ATLANTA (Aug. 19, 2020) — The Carter Center commends the people of Belarus for their peaceful protest against an electoral process that is widely viewed as neither credible nor reflective of the will of the people. The Center urges the authorities of Belarus to begin peaceful dialogue with civil society organizations, trade unions, political parties, and other stakeholders to resolve the current crisis, with a view to conducting a new presidential election in line with international commitments and standards.

“The fundamental purpose of elections is to enable the people – all of the people – to choose their leaders and representatives,” said Paige Alexander, CEO of The Carter Center. “This basic electoral function has broken down in Belarus and can only be restored by the Belarusian people through open and peaceful dialogue.”

The Carter Center also calls on the authorities to end violence against protestors and to release people who were detained both before and after the Aug. 9 presidential election. An international human rights monitoring mission could be an important step in safeguarding fundamental human rights while political dialogue takes place.


Contact: Soyia Ellison,

The Carter Center

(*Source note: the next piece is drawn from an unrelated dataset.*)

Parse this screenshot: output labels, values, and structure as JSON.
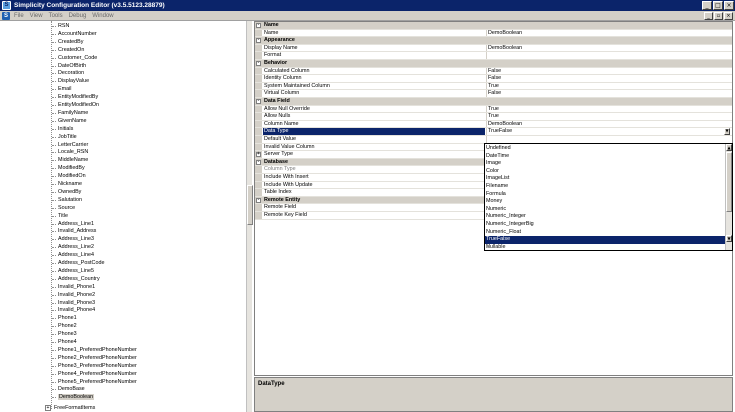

Waging Peace. Fighting Disease. Building Hope.
A not-for-profit, nongovernmental organization, The Carter Center has helped to improve life for people in over 80 countries by resolving conflicts; advancing democracy, human rights, and economic opportunity; preventing diseases; and improving mental health care. The Carter Center was founded in 1982 by former U.S. President Jimmy Carter and former First Lady Rosalynn Carter, in partnership with Emory University, to advance peace and health worldwide.